[Record extracts — start]

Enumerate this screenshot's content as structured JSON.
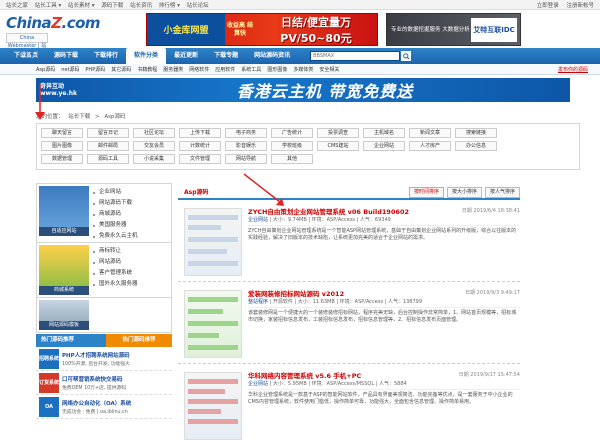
{
  "topbar": {
    "left": [
      "站长之家",
      "站长工具 ▾",
      "站长素材 ▾",
      "源码下载",
      "站长资讯",
      "排行榜 ▾",
      "站长论坛"
    ],
    "right": [
      "立即登录",
      "注册新帐号"
    ]
  },
  "header": {
    "logo_brand_a": "China",
    "logo_brand_z": "Z",
    "logo_brand_b": ".com",
    "logo_tag": "China Webmaster | 站长下载",
    "banner1_left": "小金库网盟",
    "banner1_mid": "收益高 结算快",
    "banner1_right": "日结/便宜量万PV/50~80元",
    "banner2_text": "专业的数据挖掘服务 大数据分析",
    "banner2_logo": "艾特互联IDC"
  },
  "nav": {
    "items": [
      {
        "label": "下载首页",
        "active": false
      },
      {
        "label": "源码下载",
        "active": false
      },
      {
        "label": "下载排行",
        "active": false
      },
      {
        "label": "软件分类",
        "active": true
      },
      {
        "label": "最近更新",
        "active": false
      },
      {
        "label": "下载专题",
        "active": false
      },
      {
        "label": "网站源码资讯",
        "active": false
      }
    ],
    "search_placeholder": "BBSMAX"
  },
  "subnav": {
    "items": [
      "Asp源码",
      "net源码",
      "PHP源码",
      "其它源码",
      "书籍教程",
      "服务器类",
      "网络软件",
      "应用软件",
      "系统工具",
      "图形图像",
      "多媒体类",
      "安全相关"
    ],
    "publish": "发布你的源码"
  },
  "bigbanner": {
    "brand": "奇异互动 www.ye.hk",
    "slogan": "香港云主机  带宽免费送"
  },
  "breadcrumb": [
    "您的位置：",
    "站长下载",
    ">",
    "Asp源码"
  ],
  "tags": [
    [
      "聊天留言",
      "留言日记",
      "社区论坛",
      "上传下载",
      "电子商务",
      "广告统计",
      "投票调查",
      "主机域名",
      "新闻文章",
      "搜索链接"
    ],
    [
      "图片图像",
      "邮件邮局",
      "交友会员",
      "计数统计",
      "影音娱乐",
      "学校班级",
      "CMS建站",
      "企业网站",
      "人才房产",
      "办公信息"
    ],
    [
      "数据管理",
      "源码工具",
      "小说采集",
      "文件管理",
      "网站导航",
      "其他"
    ]
  ],
  "left": {
    "sections": [
      {
        "caption": "自适应网站",
        "links": [
          "企业网站",
          "网站源码下载",
          "商城源码",
          "美国服务器",
          "免费永久云主机"
        ]
      },
      {
        "caption": "商城系统",
        "links": [
          "商标转让",
          "网站源码",
          "客户管理系统",
          "国外永久服务器"
        ]
      },
      {
        "caption": "网站源码模板",
        "links": []
      }
    ],
    "hot_tab": "热门源码推荐",
    "hot_tab2": "热门源码推荐",
    "hot_items": [
      {
        "icon": "招聘系统",
        "color": "#1b6fc0",
        "title": "PHP人才招聘系统网站源码",
        "desc": "100%开源, 后台开发, 功能强大"
      },
      {
        "icon": "订货系统",
        "color": "#d43a2a",
        "title": "口可帮营销系统快交易码",
        "desc": "免费OEM 10万+店, 提供源码"
      },
      {
        "icon": "OA",
        "color": "#1b6fc0",
        "title": "网络办公自动化（OA）系统",
        "desc": "无成功会 · 免费 | oa.ibilnu.cn"
      }
    ]
  },
  "right": {
    "section_title": "Asp源码",
    "sort_buttons": [
      {
        "label": "按时间排序",
        "on": true
      },
      {
        "label": "按大小排序",
        "on": false
      },
      {
        "label": "按人气排序",
        "on": false
      }
    ],
    "entries": [
      {
        "title": "ZYCH自由策划企业网站管理系统 v06 Build190602",
        "date": "日期 2019/6/4 18:38:41",
        "category": "企业网站",
        "meta": "| 大小：9.74MB | 环境：ASP/Access | 人气：69349",
        "desc": "ZYCH自由策划企业网站管理系统是一个智能ASP网站管理系统，基础于自由策划企业网站系列的升级版，综合以往版本的实践经验，解决了旧版本的技术缺陷，让系统更加完美的适合于企业网站的需求。"
      },
      {
        "title": "爱装网装修招标网站源码 v2012",
        "date": "日期 2019/9/3 9:49:17",
        "category": "整站程序",
        "meta": "| 开源软件 | 大小：11.63MB | 环境：ASP/Access | 人气：138799",
        "desc": "该套装修网是一个便捷大的一个装修装修招标网站，程序完美无缺，后台控制操作非常简单，1、网站首页规模等，招标城市切换，家装招标信息发布，工装招标信息发布，招标信息管理等，2、招标信息发布页面管理。"
      },
      {
        "title": "华科网络内容管理系统 v5.6 手机+PC",
        "date": "日期 2019/9/17 15:47:54",
        "category": "企业网站",
        "meta": "| 大小：5.95MB | 环境：ASP/Access/MSSQL | 人气：5884",
        "desc": "华科企业管理系统是一款基于ASP的智能网站软件，产品具有界面美观简洁、功能完备等优点，是一套服务于中小企业的CMS内容管理系统，软件使用门槛低，操作简单可靠，功能强大，全面包含信息管理、操作简单易用。"
      }
    ]
  },
  "colors": {
    "nav_blue": "#1c64ad",
    "accent_red": "#c00",
    "arrow": "#e02424"
  }
}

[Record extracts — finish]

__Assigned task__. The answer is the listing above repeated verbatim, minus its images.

__Task solution__.
Enumerate this screenshot's content as structured JSON.
{
  "topbar": {
    "left": [
      "站长之家",
      "站长工具 ▾",
      "站长素材 ▾",
      "源码下载",
      "站长资讯",
      "排行榜 ▾",
      "站长论坛"
    ],
    "right": [
      "立即登录",
      "注册新帐号"
    ]
  },
  "header": {
    "logo_brand_a": "China",
    "logo_brand_z": "Z",
    "logo_brand_b": ".com",
    "logo_tag": "China Webmaster | 站长下载",
    "banner1_left": "小金库网盟",
    "banner1_mid": "收益高 结算快",
    "banner1_right": "日结/便宜量万PV/50~80元",
    "banner2_text": "专业的数据挖掘服务 大数据分析",
    "banner2_logo": "艾特互联IDC"
  },
  "nav": {
    "items": [
      {
        "label": "下载首页",
        "active": false
      },
      {
        "label": "源码下载",
        "active": false
      },
      {
        "label": "下载排行",
        "active": false
      },
      {
        "label": "软件分类",
        "active": true
      },
      {
        "label": "最近更新",
        "active": false
      },
      {
        "label": "下载专题",
        "active": false
      },
      {
        "label": "网站源码资讯",
        "active": false
      }
    ],
    "search_placeholder": "BBSMAX"
  },
  "subnav": {
    "items": [
      "Asp源码",
      "net源码",
      "PHP源码",
      "其它源码",
      "书籍教程",
      "服务器类",
      "网络软件",
      "应用软件",
      "系统工具",
      "图形图像",
      "多媒体类",
      "安全相关"
    ],
    "publish": "发布你的源码"
  },
  "bigbanner": {
    "brand": "奇异互动 www.ye.hk",
    "slogan": "香港云主机  带宽免费送"
  },
  "breadcrumb": [
    "您的位置：",
    "站长下载",
    ">",
    "Asp源码"
  ],
  "tags": [
    [
      "聊天留言",
      "留言日记",
      "社区论坛",
      "上传下载",
      "电子商务",
      "广告统计",
      "投票调查",
      "主机域名",
      "新闻文章",
      "搜索链接"
    ],
    [
      "图片图像",
      "邮件邮局",
      "交友会员",
      "计数统计",
      "影音娱乐",
      "学校班级",
      "CMS建站",
      "企业网站",
      "人才房产",
      "办公信息"
    ],
    [
      "数据管理",
      "源码工具",
      "小说采集",
      "文件管理",
      "网站导航",
      "其他"
    ]
  ],
  "left": {
    "sections": [
      {
        "caption": "自适应网站",
        "links": [
          "企业网站",
          "网站源码下载",
          "商城源码",
          "美国服务器",
          "免费永久云主机"
        ]
      },
      {
        "caption": "商城系统",
        "links": [
          "商标转让",
          "网站源码",
          "客户管理系统",
          "国外永久服务器"
        ]
      },
      {
        "caption": "网站源码模板",
        "links": []
      }
    ],
    "hot_tab": "热门源码推荐",
    "hot_tab2": "热门源码推荐",
    "hot_items": [
      {
        "icon": "招聘系统",
        "color": "#1b6fc0",
        "title": "PHP人才招聘系统网站源码",
        "desc": "100%开源, 后台开发, 功能强大"
      },
      {
        "icon": "订货系统",
        "color": "#d43a2a",
        "title": "口可帮营销系统快交易码",
        "desc": "免费OEM 10万+店, 提供源码"
      },
      {
        "icon": "OA",
        "color": "#1b6fc0",
        "title": "网络办公自动化（OA）系统",
        "desc": "无成功会 · 免费 | oa.ibilnu.cn"
      }
    ]
  },
  "right": {
    "section_title": "Asp源码",
    "sort_buttons": [
      {
        "label": "按时间排序",
        "on": true
      },
      {
        "label": "按大小排序",
        "on": false
      },
      {
        "label": "按人气排序",
        "on": false
      }
    ],
    "entries": [
      {
        "title": "ZYCH自由策划企业网站管理系统 v06 Build190602",
        "date": "日期 2019/6/4 18:38:41",
        "category": "企业网站",
        "meta": "| 大小：9.74MB | 环境：ASP/Access | 人气：69349",
        "desc": "ZYCH自由策划企业网站管理系统是一个智能ASP网站管理系统，基础于自由策划企业网站系列的升级版，综合以往版本的实践经验，解决了旧版本的技术缺陷，让系统更加完美的适合于企业网站的需求。"
      },
      {
        "title": "爱装网装修招标网站源码 v2012",
        "date": "日期 2019/9/3 9:49:17",
        "category": "整站程序",
        "meta": "| 开源软件 | 大小：11.63MB | 环境：ASP/Access | 人气：138799",
        "desc": "该套装修网是一个便捷大的一个装修装修招标网站，程序完美无缺，后台控制操作非常简单，1、网站首页规模等，招标城市切换，家装招标信息发布，工装招标信息发布，招标信息管理等，2、招标信息发布页面管理。"
      },
      {
        "title": "华科网络内容管理系统 v5.6 手机+PC",
        "date": "日期 2019/9/17 15:47:54",
        "category": "企业网站",
        "meta": "| 大小：5.95MB | 环境：ASP/Access/MSSQL | 人气：5884",
        "desc": "华科企业管理系统是一款基于ASP的智能网站软件，产品具有界面美观简洁、功能完备等优点，是一套服务于中小企业的CMS内容管理系统，软件使用门槛低，操作简单可靠，功能强大，全面包含信息管理、操作简单易用。"
      }
    ]
  },
  "colors": {
    "nav_blue": "#1c64ad",
    "accent_red": "#c00",
    "arrow": "#e02424"
  }
}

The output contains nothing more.